Maximum principle for an elliptic system

Suppose $$\Omega$$ is a bounded smooth domain in $$R^N$$ and $$a,b$$ are bounded smooth vector fields in $$\Omega$$. Suppose we have $$-\Delta u(x) + a(x) \cdot \nabla v(x) = f(x) \ge 0 \quad \mbox{ in } \Omega$$ $$-\Delta v(x) + b(x) \cdot \nabla u(x) = g(x) \ge 0 \quad \mbox{ in } \Omega$$ with $$u=v=0$$ on $$\partial \Omega$$. I am curious whether there is a maximum principle for $$u,v$$ in the sense that $$u,v \ge 0$$. I would prefer not to have any smallness or structural assumptions on $$a,b$$.

I assume these are well known results (just not to me). Any comments are greatly appreciated.

• If I understood correctly, I do not think there is any.
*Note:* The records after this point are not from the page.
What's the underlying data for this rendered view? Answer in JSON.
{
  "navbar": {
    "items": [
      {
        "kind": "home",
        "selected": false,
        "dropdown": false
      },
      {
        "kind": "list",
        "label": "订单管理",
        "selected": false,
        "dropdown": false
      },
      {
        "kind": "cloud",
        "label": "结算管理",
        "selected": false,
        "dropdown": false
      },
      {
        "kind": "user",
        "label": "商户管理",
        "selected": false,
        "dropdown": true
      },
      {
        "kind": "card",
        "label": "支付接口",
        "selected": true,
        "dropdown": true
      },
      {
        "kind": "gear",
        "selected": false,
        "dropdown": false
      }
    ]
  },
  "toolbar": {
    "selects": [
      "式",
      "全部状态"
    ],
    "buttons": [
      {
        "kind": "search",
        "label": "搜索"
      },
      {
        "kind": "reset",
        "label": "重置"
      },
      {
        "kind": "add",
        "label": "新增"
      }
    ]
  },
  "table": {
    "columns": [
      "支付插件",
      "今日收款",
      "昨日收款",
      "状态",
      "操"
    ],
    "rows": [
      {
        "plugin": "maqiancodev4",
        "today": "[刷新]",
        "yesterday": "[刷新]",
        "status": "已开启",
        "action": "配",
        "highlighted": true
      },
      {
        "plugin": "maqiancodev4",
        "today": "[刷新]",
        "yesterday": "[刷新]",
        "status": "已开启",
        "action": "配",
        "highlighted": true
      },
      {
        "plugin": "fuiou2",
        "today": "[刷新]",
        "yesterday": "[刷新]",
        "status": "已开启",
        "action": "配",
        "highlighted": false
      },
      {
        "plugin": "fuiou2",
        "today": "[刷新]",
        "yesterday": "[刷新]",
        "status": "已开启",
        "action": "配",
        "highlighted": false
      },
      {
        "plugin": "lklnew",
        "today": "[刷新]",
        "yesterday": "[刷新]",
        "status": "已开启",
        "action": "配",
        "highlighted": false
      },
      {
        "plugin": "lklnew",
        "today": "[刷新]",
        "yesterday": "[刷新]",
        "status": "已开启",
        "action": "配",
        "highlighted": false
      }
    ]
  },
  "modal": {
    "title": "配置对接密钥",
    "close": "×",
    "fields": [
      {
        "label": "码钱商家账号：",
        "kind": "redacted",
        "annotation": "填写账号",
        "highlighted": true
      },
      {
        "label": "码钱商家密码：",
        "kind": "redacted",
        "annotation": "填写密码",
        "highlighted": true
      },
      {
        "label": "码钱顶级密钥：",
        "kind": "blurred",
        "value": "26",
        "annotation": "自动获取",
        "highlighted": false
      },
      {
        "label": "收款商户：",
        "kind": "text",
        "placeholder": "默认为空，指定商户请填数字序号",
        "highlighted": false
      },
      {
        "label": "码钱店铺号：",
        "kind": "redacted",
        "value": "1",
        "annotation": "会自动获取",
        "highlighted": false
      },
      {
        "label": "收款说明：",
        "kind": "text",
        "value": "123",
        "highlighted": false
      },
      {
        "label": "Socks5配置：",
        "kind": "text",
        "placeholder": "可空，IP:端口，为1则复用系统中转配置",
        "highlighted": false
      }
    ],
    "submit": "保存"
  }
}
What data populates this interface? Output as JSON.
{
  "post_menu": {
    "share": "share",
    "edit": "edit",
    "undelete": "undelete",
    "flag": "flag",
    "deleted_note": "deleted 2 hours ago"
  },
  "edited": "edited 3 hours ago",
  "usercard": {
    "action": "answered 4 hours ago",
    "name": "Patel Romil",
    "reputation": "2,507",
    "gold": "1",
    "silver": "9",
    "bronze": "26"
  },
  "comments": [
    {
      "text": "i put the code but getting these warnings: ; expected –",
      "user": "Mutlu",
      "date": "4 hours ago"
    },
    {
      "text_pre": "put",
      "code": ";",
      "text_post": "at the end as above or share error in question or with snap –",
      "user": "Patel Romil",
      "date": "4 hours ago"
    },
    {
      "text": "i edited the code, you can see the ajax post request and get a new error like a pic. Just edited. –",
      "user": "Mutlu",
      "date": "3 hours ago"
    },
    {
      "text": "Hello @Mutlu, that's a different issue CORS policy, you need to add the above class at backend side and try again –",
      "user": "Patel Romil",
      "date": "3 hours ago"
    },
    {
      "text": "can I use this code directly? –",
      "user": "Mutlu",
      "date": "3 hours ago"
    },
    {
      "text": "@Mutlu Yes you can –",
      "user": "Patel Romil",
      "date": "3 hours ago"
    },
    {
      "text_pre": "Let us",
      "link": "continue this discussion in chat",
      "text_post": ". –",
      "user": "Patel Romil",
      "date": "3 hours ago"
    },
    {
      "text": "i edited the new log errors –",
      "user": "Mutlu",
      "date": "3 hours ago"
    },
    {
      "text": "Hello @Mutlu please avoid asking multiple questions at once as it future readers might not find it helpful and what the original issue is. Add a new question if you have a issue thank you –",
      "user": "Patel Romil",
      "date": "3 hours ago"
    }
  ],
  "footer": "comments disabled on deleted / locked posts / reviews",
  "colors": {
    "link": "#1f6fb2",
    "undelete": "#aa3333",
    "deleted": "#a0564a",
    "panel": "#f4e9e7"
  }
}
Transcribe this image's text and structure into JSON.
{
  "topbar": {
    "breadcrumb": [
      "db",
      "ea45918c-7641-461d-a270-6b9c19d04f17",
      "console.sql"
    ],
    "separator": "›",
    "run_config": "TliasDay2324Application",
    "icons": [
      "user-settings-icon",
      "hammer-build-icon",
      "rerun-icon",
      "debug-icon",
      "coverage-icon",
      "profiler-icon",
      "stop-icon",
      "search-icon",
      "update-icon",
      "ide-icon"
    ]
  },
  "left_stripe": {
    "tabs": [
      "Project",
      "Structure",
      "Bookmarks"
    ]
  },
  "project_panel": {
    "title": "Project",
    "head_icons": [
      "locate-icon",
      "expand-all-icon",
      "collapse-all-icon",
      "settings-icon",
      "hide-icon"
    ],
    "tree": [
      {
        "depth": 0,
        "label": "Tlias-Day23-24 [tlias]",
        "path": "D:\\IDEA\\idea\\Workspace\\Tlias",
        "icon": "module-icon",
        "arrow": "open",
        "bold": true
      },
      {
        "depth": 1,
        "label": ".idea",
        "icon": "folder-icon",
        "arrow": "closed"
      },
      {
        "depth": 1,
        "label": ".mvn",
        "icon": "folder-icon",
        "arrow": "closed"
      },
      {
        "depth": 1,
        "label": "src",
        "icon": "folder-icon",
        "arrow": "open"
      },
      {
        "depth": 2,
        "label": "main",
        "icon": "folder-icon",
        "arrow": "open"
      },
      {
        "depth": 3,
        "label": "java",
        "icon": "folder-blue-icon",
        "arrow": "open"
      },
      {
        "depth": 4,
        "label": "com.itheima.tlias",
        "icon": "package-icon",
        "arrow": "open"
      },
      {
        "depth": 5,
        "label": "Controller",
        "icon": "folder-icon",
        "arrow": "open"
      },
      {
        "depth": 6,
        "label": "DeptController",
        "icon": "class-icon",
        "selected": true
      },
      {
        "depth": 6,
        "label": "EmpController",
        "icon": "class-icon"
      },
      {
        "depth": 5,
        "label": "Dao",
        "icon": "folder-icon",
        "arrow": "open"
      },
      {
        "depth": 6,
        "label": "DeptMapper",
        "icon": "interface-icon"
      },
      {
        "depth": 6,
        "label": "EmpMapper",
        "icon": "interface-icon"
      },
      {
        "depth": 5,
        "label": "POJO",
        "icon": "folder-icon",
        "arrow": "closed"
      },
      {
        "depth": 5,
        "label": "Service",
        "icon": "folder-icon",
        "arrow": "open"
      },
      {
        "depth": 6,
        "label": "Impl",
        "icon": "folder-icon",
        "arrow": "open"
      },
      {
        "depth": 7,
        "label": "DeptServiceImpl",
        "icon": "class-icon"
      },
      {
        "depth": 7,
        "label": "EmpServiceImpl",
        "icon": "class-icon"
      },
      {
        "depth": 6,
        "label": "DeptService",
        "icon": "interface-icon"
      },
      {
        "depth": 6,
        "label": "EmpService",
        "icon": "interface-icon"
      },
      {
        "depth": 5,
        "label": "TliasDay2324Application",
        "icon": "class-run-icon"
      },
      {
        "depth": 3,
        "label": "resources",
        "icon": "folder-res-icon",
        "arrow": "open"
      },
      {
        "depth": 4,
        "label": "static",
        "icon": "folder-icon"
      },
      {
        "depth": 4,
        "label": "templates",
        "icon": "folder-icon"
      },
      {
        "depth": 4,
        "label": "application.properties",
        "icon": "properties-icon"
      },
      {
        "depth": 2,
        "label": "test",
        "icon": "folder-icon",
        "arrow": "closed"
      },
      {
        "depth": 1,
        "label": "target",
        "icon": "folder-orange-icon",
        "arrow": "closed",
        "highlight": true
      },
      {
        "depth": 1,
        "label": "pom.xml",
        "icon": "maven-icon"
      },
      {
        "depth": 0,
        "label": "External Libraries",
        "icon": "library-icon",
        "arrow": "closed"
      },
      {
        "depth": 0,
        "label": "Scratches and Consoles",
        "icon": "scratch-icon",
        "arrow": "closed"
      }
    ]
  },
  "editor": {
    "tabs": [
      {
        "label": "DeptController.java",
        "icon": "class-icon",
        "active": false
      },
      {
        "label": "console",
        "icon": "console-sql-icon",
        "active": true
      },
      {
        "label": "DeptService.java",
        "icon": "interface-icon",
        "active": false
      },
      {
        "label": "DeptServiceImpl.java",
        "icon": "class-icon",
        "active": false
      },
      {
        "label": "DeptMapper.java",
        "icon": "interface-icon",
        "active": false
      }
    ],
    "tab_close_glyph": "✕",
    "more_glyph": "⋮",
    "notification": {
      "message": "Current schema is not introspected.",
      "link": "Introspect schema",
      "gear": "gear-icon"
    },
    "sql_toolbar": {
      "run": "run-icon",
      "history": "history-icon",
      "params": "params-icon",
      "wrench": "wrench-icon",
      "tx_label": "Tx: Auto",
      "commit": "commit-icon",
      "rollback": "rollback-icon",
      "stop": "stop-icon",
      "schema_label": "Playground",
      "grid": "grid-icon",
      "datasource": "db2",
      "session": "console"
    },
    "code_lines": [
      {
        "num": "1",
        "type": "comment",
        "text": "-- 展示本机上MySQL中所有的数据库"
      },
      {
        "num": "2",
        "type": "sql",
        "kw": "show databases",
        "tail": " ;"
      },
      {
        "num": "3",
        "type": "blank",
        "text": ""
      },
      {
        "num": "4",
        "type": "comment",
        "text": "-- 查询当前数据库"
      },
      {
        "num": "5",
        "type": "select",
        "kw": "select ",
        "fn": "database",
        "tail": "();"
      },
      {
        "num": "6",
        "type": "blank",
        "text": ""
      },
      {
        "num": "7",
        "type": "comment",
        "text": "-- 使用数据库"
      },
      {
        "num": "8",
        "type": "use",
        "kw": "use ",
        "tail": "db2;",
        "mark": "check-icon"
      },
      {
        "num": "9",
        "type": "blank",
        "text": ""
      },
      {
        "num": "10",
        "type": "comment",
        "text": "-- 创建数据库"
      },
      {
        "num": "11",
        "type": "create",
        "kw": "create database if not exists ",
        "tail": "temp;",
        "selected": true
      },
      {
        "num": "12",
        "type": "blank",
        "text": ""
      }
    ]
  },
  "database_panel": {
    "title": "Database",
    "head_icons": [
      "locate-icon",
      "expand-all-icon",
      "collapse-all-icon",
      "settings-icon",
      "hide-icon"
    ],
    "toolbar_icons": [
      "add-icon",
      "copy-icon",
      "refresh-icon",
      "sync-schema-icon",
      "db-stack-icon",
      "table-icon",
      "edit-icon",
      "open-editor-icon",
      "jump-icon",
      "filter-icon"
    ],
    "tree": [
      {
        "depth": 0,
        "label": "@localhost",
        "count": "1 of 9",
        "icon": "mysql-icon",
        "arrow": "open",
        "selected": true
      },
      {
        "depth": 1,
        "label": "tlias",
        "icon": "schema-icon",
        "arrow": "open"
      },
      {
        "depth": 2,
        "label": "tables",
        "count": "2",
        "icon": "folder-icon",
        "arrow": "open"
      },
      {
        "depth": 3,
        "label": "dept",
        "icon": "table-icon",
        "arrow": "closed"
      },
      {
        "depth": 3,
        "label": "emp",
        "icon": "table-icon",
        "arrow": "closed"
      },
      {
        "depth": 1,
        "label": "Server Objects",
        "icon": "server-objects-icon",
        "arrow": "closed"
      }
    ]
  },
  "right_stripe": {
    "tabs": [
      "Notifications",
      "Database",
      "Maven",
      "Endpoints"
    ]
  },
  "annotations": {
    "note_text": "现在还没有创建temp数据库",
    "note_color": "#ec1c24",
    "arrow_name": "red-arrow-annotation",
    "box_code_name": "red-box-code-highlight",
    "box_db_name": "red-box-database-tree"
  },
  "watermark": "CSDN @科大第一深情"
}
Take $N = 1$, $\Omega = (0, \pi)$, $u(x) = -1 + \cos x$, $v(x) = -\sin x$, $a(x) = 1$, $b(x) = -1$ and $f(x) = g(x) = 0$. These satisfy the desired equations, but $u$ and $v$ are actually negative everywhere. Mar 2, 2019 at 7:58
• thank you very much for your answer...so with some smallness conditions on $a$ and $b$ i can prove (I think) but i wanted something better. If you add it as an answer i can accept it. Thanks again Mar 2, 2019 at 15:21
• Done. There was an error in my comment ($f(\pi) \ne 0$), but one can take $\Omega = (0, 2\pi)$ and everything works. Mar 2, 2019 at 21:06

1 Answer

Without any further assumptions, there is no such maximum principle. For example, in dimension $$N = 1$$, the functions $$u(x) = -1 + \cos x , \qquad v(x) = -\sin x$$ satisfy the system of elliptic equations given in the question with $$f(x) = g(x) = 0$$, $$a(x) = 1$$ and $$b(x) = -1$$, and both are equal to zero at the endpoints of $$\Omega = (0, 2\pi)$$. Nevertheless, neither $$u$$ nor $$v$$ is non-negative in $$\Omega$$.